The idea behind using your phone to 'bonk' is that it removes the need for a wallet entirely. In a (bank's) perfect world, NFC is everywhere, everyone owns an NFC enabled phone and cash is not required (therefore neither is your wallet). I don't necessarily agree, but this is the 'advantage' of NFC payments on a phone.
Also, if you have more than one card, bonking your wallet against a terminal isn't the best idea as you can't really be sure which card will be charged.
Obviously share peoples' security concerns but in practice contactless payment is extremely handy. Bought a sandwich in M&S the other day and a lot easier just to wave the card than fiddle about with PINpad for three quid. If it were integrated into your phone then eventually would no longer have to remember car keys, door entry card...
It is, of course, your privilege to think that, but single-factor security is multi-factor breach for anyone that gets hold of it. I'll keep multiple cards, the "lack of ease" of putting in a PIN every time, and a keyring with many keys (some of which don't fit anything I still own - I don't know that it would actually baffle a thief, but it doesn't help them) and carkeys that don't easily identify the make of car I drive.
I'll not be using NFC anytime soon, thanks.
But the easier thing there isn't the contactless aspect, but the dropping of the requirement for entering a pin (which obviously has the trade-off of security). If you instead just had to swipe the card through a reader, it would still be much quicker than using a pin reader machine, even though it wouldn't be contactless.
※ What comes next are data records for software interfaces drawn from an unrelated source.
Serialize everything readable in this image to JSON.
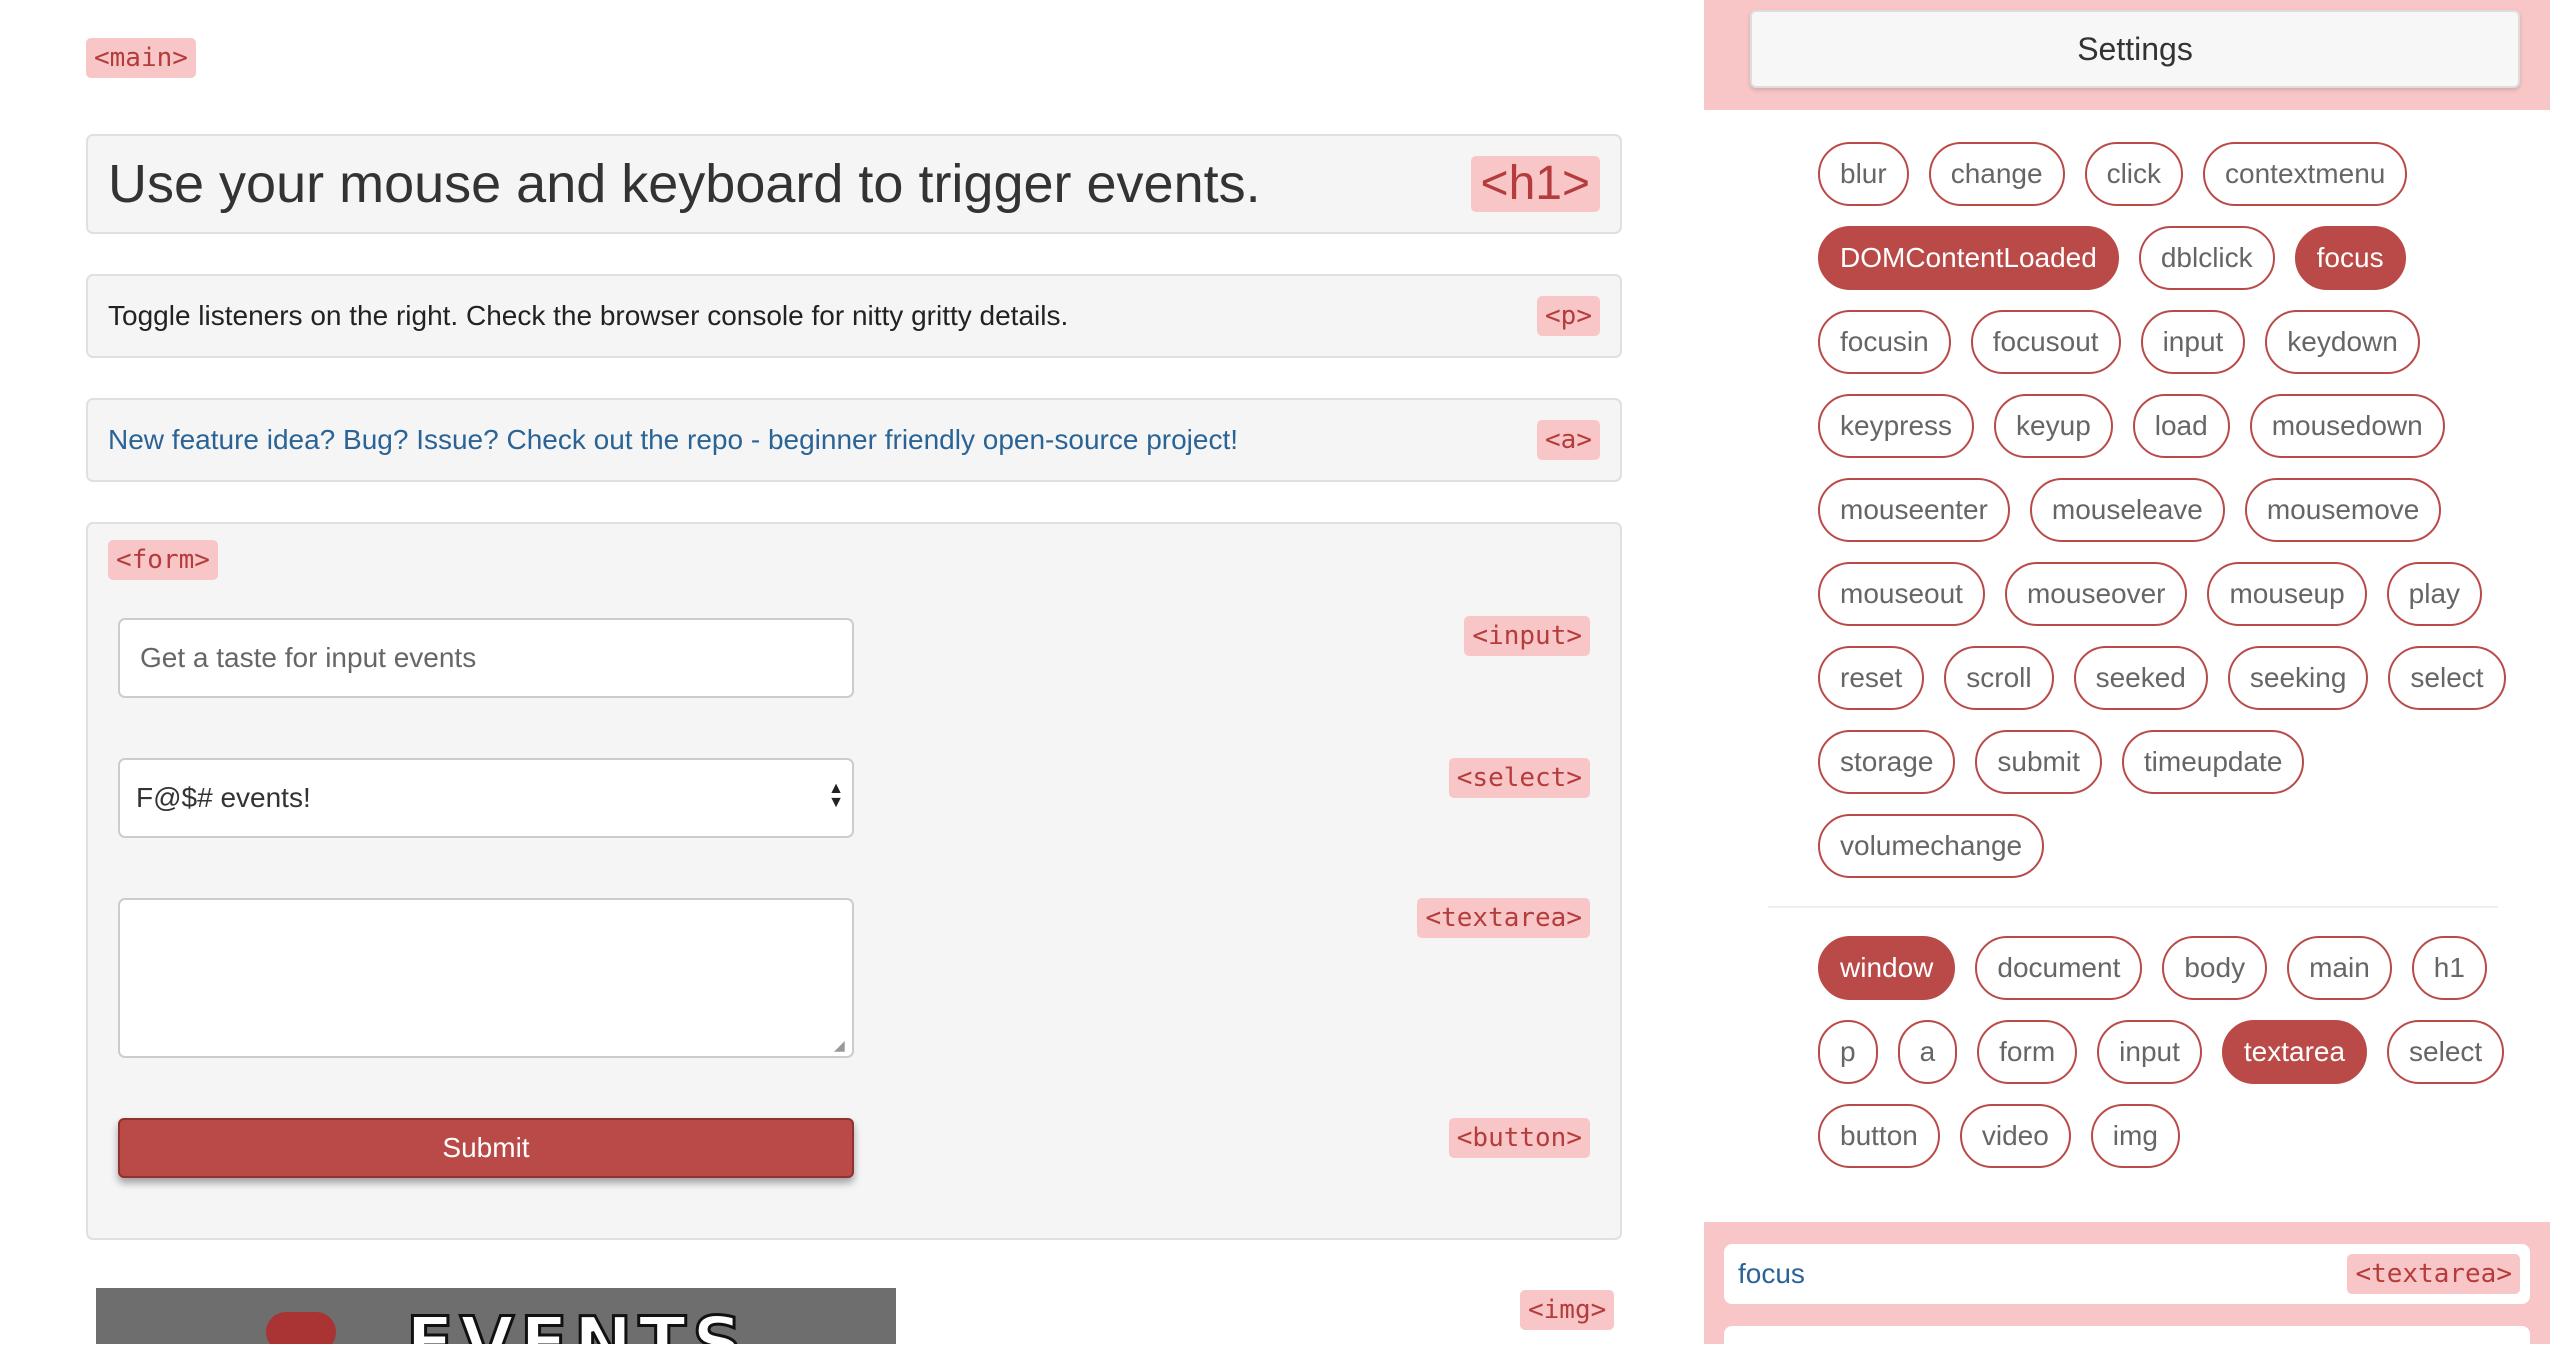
{
  "main": {
    "main_tag": "<main>",
    "heading": "Use your mouse and keyboard to trigger events.",
    "heading_tag": "<h1>",
    "paragraph": "Toggle listeners on the right. Check the browser console for nitty gritty details.",
    "paragraph_tag": "<p>",
    "link": "New feature idea? Bug? Issue? Check out the repo - beginner friendly open-source project!",
    "link_tag": "<a>",
    "img_tag": "<img>",
    "img_caption": "EVENTS"
  },
  "form": {
    "form_tag": "<form>",
    "input_placeholder": "Get a taste for input events",
    "input_tag": "<input>",
    "select_value": "F@$# events!",
    "select_tag": "<select>",
    "textarea_value": "",
    "textarea_tag": "<textarea>",
    "submit_label": "Submit",
    "button_tag": "<button>"
  },
  "sidebar": {
    "settings_label": "Settings",
    "events": [
      {
        "label": "blur",
        "active": false
      },
      {
        "label": "change",
        "active": false
      },
      {
        "label": "click",
        "active": false
      },
      {
        "label": "contextmenu",
        "active": false
      },
      {
        "label": "DOMContentLoaded",
        "active": true
      },
      {
        "label": "dblclick",
        "active": false
      },
      {
        "label": "focus",
        "active": true
      },
      {
        "label": "focusin",
        "active": false
      },
      {
        "label": "focusout",
        "active": false
      },
      {
        "label": "input",
        "active": false
      },
      {
        "label": "keydown",
        "active": false
      },
      {
        "label": "keypress",
        "active": false
      },
      {
        "label": "keyup",
        "active": false
      },
      {
        "label": "load",
        "active": false
      },
      {
        "label": "mousedown",
        "active": false
      },
      {
        "label": "mouseenter",
        "active": false
      },
      {
        "label": "mouseleave",
        "active": false
      },
      {
        "label": "mousemove",
        "active": false
      },
      {
        "label": "mouseout",
        "active": false
      },
      {
        "label": "mouseover",
        "active": false
      },
      {
        "label": "mouseup",
        "active": false
      },
      {
        "label": "play",
        "active": false
      },
      {
        "label": "reset",
        "active": false
      },
      {
        "label": "scroll",
        "active": false
      },
      {
        "label": "seeked",
        "active": false
      },
      {
        "label": "seeking",
        "active": false
      },
      {
        "label": "select",
        "active": false
      },
      {
        "label": "storage",
        "active": false
      },
      {
        "label": "submit",
        "active": false
      },
      {
        "label": "timeupdate",
        "active": false
      },
      {
        "label": "volumechange",
        "active": false
      }
    ],
    "targets": [
      {
        "label": "window",
        "active": true
      },
      {
        "label": "document",
        "active": false
      },
      {
        "label": "body",
        "active": false
      },
      {
        "label": "main",
        "active": false
      },
      {
        "label": "h1",
        "active": false
      },
      {
        "label": "p",
        "active": false
      },
      {
        "label": "a",
        "active": false
      },
      {
        "label": "form",
        "active": false
      },
      {
        "label": "input",
        "active": false
      },
      {
        "label": "textarea",
        "active": true
      },
      {
        "label": "select",
        "active": false
      },
      {
        "label": "button",
        "active": false
      },
      {
        "label": "video",
        "active": false
      },
      {
        "label": "img",
        "active": false
      }
    ],
    "log": [
      {
        "event": "focus",
        "target": "<textarea>"
      }
    ]
  },
  "colors": {
    "accent": "#b94a48",
    "tag_background": "#f8c6c6",
    "link": "#2a6496"
  }
}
In the US we don't have to bother with the PIN or signature for small transactions. I don't know the current limits on debit card transactions that don't require a PIN, but for credit cards I don't need to sign for anything under $50. Just swipe my card on the reader, the salesperson never needs to touch it. That takes away a lot of the convenience argument for small transactions using NFC, at least in the US.